##### PROVIDED DATA #####

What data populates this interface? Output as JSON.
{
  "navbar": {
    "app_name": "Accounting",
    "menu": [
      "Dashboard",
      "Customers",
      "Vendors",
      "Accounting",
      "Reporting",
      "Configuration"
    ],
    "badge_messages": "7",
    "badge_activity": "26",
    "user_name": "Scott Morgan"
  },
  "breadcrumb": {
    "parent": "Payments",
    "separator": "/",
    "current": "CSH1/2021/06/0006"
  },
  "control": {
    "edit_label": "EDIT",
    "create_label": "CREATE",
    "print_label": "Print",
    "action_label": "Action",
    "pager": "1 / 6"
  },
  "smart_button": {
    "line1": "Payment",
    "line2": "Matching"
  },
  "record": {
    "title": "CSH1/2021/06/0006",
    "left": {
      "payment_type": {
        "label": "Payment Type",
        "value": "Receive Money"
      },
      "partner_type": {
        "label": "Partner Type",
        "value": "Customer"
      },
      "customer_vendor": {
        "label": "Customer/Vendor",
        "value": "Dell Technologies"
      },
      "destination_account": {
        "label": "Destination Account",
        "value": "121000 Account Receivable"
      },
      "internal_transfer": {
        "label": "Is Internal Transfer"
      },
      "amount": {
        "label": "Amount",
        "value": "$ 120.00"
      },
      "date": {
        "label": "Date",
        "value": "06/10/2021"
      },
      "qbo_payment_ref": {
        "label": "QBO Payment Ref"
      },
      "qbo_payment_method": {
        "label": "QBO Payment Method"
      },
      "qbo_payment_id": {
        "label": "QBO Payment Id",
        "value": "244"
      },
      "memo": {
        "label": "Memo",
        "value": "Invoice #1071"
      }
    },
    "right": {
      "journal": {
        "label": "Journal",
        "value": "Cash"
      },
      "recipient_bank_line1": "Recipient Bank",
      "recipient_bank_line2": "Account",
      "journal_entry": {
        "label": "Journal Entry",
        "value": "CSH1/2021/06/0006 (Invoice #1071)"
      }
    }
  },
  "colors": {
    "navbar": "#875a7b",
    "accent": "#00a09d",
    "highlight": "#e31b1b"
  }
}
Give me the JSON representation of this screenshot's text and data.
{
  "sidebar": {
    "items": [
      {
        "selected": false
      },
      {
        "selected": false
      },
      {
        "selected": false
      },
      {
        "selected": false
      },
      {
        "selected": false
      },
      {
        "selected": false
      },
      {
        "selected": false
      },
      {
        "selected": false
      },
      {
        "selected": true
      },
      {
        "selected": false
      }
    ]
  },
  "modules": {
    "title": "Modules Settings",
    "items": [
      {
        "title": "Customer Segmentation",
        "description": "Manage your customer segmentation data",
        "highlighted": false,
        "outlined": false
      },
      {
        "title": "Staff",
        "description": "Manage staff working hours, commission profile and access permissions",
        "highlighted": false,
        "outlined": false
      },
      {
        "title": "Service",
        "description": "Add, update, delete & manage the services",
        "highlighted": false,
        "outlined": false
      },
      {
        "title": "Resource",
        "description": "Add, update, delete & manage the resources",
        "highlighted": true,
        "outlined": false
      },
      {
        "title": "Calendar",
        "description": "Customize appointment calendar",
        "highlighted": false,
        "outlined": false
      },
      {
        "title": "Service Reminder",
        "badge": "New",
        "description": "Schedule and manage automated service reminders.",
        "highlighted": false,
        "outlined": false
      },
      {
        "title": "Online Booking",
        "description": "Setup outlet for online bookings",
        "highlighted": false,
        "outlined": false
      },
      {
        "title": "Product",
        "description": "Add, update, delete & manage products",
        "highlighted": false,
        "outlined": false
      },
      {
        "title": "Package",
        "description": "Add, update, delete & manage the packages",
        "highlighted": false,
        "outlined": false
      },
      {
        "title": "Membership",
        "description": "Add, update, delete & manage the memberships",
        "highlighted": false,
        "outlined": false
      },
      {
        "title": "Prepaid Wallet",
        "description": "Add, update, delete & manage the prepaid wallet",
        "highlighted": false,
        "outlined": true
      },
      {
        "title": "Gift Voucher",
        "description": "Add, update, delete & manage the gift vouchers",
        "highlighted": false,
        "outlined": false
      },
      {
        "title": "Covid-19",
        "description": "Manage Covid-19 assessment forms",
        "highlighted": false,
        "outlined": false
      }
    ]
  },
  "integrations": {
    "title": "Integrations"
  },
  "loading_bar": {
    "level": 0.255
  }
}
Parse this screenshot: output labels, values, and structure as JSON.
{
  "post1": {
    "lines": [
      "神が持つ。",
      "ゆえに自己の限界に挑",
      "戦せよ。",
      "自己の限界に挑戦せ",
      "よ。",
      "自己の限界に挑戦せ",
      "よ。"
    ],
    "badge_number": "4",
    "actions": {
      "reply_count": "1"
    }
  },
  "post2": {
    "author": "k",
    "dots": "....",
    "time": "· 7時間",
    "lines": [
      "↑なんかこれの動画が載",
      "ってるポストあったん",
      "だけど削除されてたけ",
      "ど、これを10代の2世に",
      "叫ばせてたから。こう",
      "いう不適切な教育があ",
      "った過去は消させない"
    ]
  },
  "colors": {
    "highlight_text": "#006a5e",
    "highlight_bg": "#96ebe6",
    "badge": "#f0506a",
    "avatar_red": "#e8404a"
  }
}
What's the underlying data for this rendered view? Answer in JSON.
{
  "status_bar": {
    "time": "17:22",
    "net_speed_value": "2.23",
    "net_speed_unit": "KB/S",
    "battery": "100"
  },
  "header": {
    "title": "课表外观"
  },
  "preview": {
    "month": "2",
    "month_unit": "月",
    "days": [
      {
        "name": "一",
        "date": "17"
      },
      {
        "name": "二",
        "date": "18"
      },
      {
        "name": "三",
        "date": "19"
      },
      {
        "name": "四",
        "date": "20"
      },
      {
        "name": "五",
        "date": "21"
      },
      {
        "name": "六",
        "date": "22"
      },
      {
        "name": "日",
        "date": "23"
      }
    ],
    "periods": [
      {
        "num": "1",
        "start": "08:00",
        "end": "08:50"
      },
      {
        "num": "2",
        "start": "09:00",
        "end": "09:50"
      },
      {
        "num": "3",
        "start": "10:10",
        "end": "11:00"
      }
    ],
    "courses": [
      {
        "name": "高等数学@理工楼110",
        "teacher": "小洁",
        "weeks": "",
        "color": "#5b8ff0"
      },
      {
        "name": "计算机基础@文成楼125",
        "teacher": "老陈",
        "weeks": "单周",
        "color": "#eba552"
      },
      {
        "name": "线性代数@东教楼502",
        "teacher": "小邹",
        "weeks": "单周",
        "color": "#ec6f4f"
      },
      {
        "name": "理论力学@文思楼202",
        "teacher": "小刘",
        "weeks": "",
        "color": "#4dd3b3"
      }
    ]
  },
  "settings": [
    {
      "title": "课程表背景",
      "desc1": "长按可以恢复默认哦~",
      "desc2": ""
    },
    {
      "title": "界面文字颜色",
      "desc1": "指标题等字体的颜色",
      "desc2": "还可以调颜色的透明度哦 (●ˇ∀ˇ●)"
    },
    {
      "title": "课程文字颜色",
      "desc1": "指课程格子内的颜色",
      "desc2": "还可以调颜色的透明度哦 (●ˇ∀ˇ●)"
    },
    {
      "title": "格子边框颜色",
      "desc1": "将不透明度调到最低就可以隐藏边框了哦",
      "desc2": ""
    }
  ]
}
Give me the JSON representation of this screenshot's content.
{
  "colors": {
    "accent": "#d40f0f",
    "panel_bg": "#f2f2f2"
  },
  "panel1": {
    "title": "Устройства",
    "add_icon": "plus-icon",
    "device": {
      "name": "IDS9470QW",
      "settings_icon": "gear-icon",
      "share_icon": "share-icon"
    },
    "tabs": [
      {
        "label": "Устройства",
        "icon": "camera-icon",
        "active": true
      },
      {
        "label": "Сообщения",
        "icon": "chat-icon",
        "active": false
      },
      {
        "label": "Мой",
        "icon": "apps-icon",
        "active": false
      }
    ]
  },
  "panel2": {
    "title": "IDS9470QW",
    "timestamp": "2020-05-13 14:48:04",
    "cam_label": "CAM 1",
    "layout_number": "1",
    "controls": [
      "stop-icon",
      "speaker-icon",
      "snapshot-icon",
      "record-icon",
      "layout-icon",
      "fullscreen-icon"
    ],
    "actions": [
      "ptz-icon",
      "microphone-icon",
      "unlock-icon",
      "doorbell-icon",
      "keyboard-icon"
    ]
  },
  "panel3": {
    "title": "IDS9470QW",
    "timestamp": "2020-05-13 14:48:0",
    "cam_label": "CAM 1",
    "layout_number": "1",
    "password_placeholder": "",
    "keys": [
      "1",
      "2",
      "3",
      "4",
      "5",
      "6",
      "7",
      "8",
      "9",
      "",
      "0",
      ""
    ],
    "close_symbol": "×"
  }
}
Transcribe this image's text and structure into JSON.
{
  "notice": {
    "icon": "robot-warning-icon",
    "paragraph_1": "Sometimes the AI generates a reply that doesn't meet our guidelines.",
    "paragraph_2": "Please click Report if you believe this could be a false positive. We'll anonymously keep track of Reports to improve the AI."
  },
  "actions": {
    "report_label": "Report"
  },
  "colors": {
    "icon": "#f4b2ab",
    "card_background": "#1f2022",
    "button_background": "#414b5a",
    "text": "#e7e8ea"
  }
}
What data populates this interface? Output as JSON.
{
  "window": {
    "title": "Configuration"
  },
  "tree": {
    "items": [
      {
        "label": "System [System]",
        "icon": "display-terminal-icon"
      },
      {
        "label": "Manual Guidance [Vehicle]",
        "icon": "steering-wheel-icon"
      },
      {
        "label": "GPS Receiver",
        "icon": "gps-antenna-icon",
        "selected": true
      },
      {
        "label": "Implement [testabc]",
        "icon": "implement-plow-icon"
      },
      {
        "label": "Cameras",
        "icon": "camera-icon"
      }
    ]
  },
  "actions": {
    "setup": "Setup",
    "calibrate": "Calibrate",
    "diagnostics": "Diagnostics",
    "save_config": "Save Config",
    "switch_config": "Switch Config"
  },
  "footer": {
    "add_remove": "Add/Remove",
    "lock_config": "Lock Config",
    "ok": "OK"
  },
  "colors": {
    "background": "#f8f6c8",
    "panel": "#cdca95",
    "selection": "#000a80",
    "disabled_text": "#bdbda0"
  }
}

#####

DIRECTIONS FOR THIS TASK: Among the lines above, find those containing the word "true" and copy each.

THE COMPLETED TASK:
        "selected": true
        "highlighted": true,
        "outlined": true
        "active": true
        "selected": true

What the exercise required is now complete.